KS: So there are two galleries used for this show. We entered through the back door, which was apparently the last room of the exhibition. I remember it had larger than life cartoon characters (Broc Blegen, Allen Ruppersberg, Big Trouble) and huge pile of towels that was rather Robert Morris (RO/LU, Here There Then, Here There Now). I liked the feel of that room, things were similar colors and sizes – it all worked well and was aesthetically pleasing to the eye. Everything made sense with everything else but had enough space to give its own statement.
But when I entered the larger of the two rooms, where the Spooky Speakeasy was hosted, something felt off. The room led in multiple directions, with several videos, the Spooky Speakeasy performers’ setup, a piece on the floor of boards laid out in a diagonal — which I couldn’t tell if it was an artwork or just covering up a hole in the floor. If it was an artwork it should have been indicated, but none of the other works had labels so it was difficult to tell. The room had a diverse spread, but the bar set up for the speakeasy disrupted the space, so many people did not make it over to see the last third of the room. It was more difficult to make sense of the art in that second room. Although it was not overcrowded, it was overwhelming.

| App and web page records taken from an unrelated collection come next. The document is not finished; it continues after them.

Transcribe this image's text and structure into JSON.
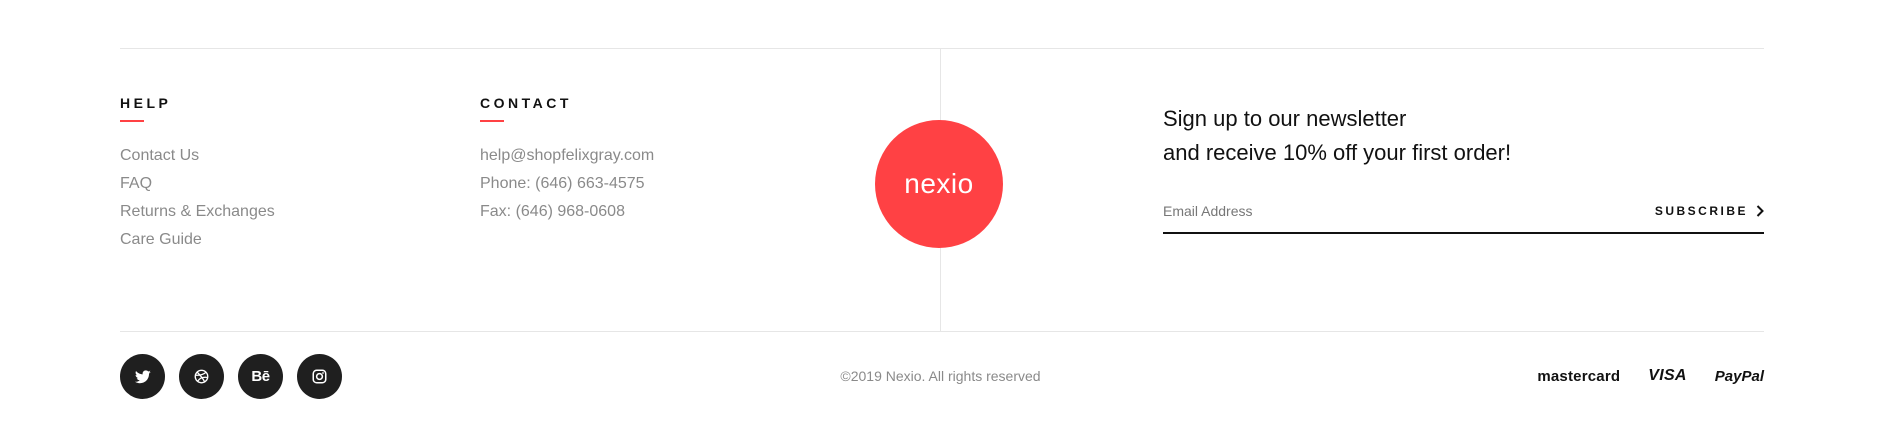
{
  "help": {
    "title": "HELP",
    "links": [
      "Contact Us",
      "FAQ",
      "Returns & Exchanges",
      "Care Guide"
    ]
  },
  "contact": {
    "title": "CONTACT",
    "email": "help@shopfelixgray.com",
    "phone": "Phone: (646) 663-4575",
    "fax": "Fax: (646) 968-0608"
  },
  "logo": {
    "text": "nexio",
    "color": "#ff4144"
  },
  "newsletter": {
    "line1": "Sign up to our newsletter",
    "line2": "and receive 10% off your first order!",
    "placeholder": "Email Address",
    "value": "",
    "subscribe_label": "SUBSCRIBE"
  },
  "social": {
    "icons": [
      "twitter-icon",
      "dribbble-icon",
      "behance-icon",
      "instagram-icon"
    ],
    "behance_text": "Bē"
  },
  "copyright": "©2019 Nexio. All rights reserved",
  "payments": {
    "mastercard": "mastercard",
    "visa": "VISA",
    "paypal": "PayPal"
  },
  "colors": {
    "accent": "#ff4144",
    "text": "#111111",
    "muted": "#8a8a8a",
    "divider": "#e6e6e6",
    "social_bg": "#1f1f1f"
  }
}
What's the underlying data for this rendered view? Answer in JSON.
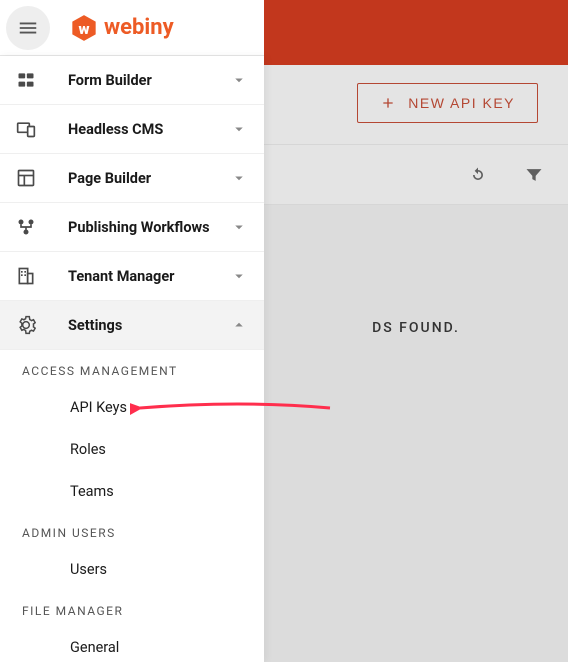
{
  "brand": {
    "name": "webiny"
  },
  "topbar": {
    "menu_label": "Main menu"
  },
  "header": {
    "new_key_label": "NEW API KEY"
  },
  "toolbar": {
    "refresh_label": "Refresh",
    "filter_label": "Filter"
  },
  "empty": {
    "message": "DS FOUND."
  },
  "sidebar": {
    "items": [
      {
        "label": "Form Builder"
      },
      {
        "label": "Headless CMS"
      },
      {
        "label": "Page Builder"
      },
      {
        "label": "Publishing Workflows"
      },
      {
        "label": "Tenant Manager"
      },
      {
        "label": "Settings"
      }
    ],
    "sections": {
      "access_mgmt": {
        "header": "ACCESS MANAGEMENT",
        "items": [
          {
            "label": "API Keys"
          },
          {
            "label": "Roles"
          },
          {
            "label": "Teams"
          }
        ]
      },
      "admin_users": {
        "header": "ADMIN USERS",
        "items": [
          {
            "label": "Users"
          }
        ]
      },
      "file_manager": {
        "header": "FILE MANAGER",
        "items": [
          {
            "label": "General"
          }
        ]
      }
    }
  }
}
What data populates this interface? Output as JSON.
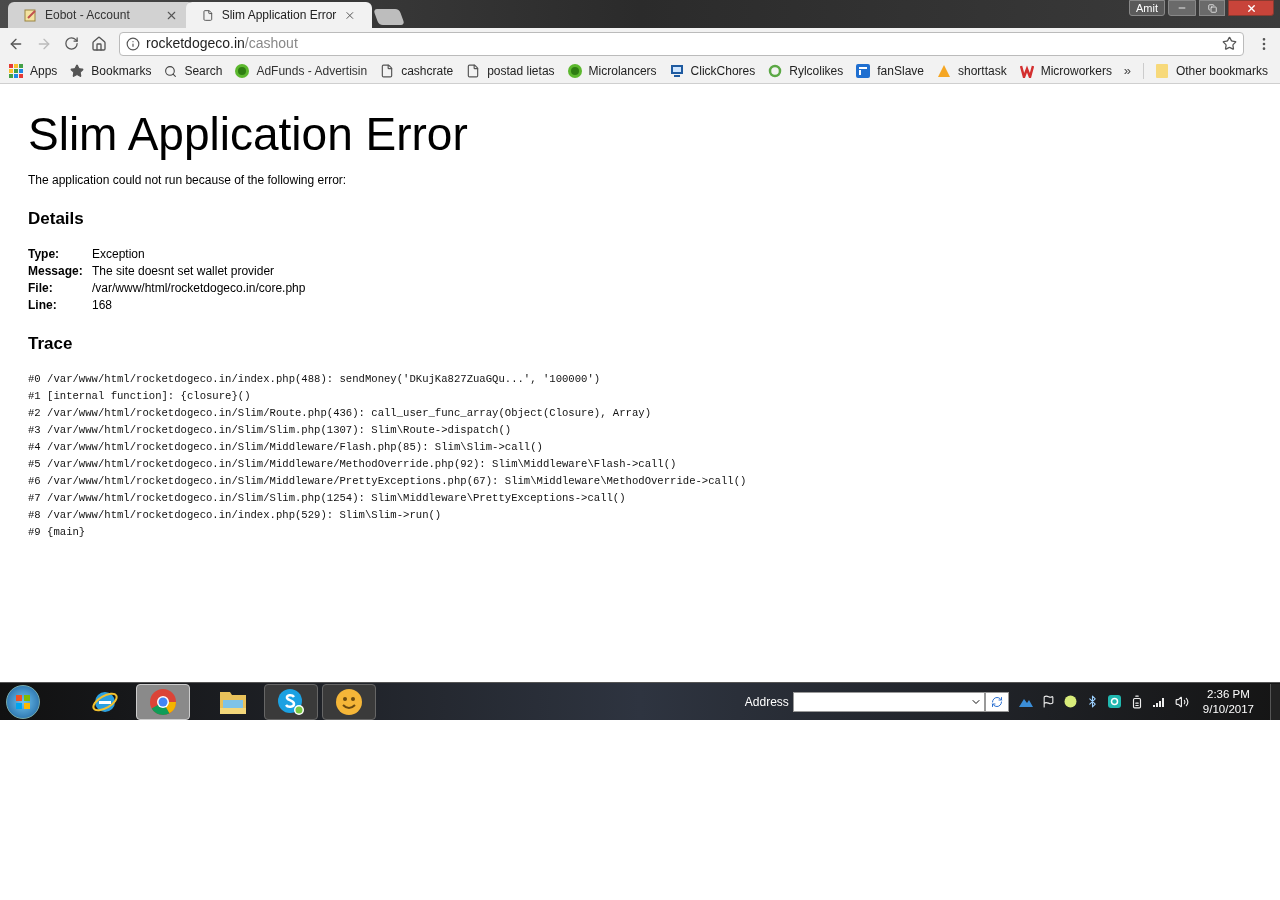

The curators, David Petersen and John Marks, spoke about several bad critiques they got of the show. I admit the Hyperallergic one is pretty rough, although they have some good points. Calling a show a “biennial fail” in the title is a big statement to make!
KH: Yeah, they mentioned some bad critiques but they also had some valid defenses for the exhibition. Petersen and Marks created a gallery guide which explains the best way to approach the artwork and the path to take. Using the gallery guide makes the exhibition less overwhelming. Biennials are also known for having a lot of different artists with varying ideas, so having all their art together in one show and then on top of that under one roof, can make the experience confusing for the viewer. The curators also made sure to have artist talks, so to further explain the art more individually. Apparently, the bad critiques came from individuals who did not utilize the gallery guide or even attend the artists’ talks. I agree with your opinion of the show, but I also would have like to attend the artist talks and get a more thorough look at the gallery guide. I feel that my experience may have been different if I had.
KS: I agree. Our group that night also got a different experience than someone who might come when the speakeasy isn’t up, for example. The curators were going for a hands-off approach, which leads to no one shared experience by viewers, but can also lead to confusion by those not experienced with contemporary art.
Both the basement and the biennial defy the assumed limitations of their definitions. Perhaps the basement is not truly a haunted house, but an interactive art installation. The biennial, rather than a perfectly crafted aesthetic experience, maybe is more of a do-it-yourself discovery project. But despite any contentions about their experiences, the evening mood was received well by everyone. Live accordion, violin, and theremin tunes provided a spooky setting for drinks and chatter late into the night.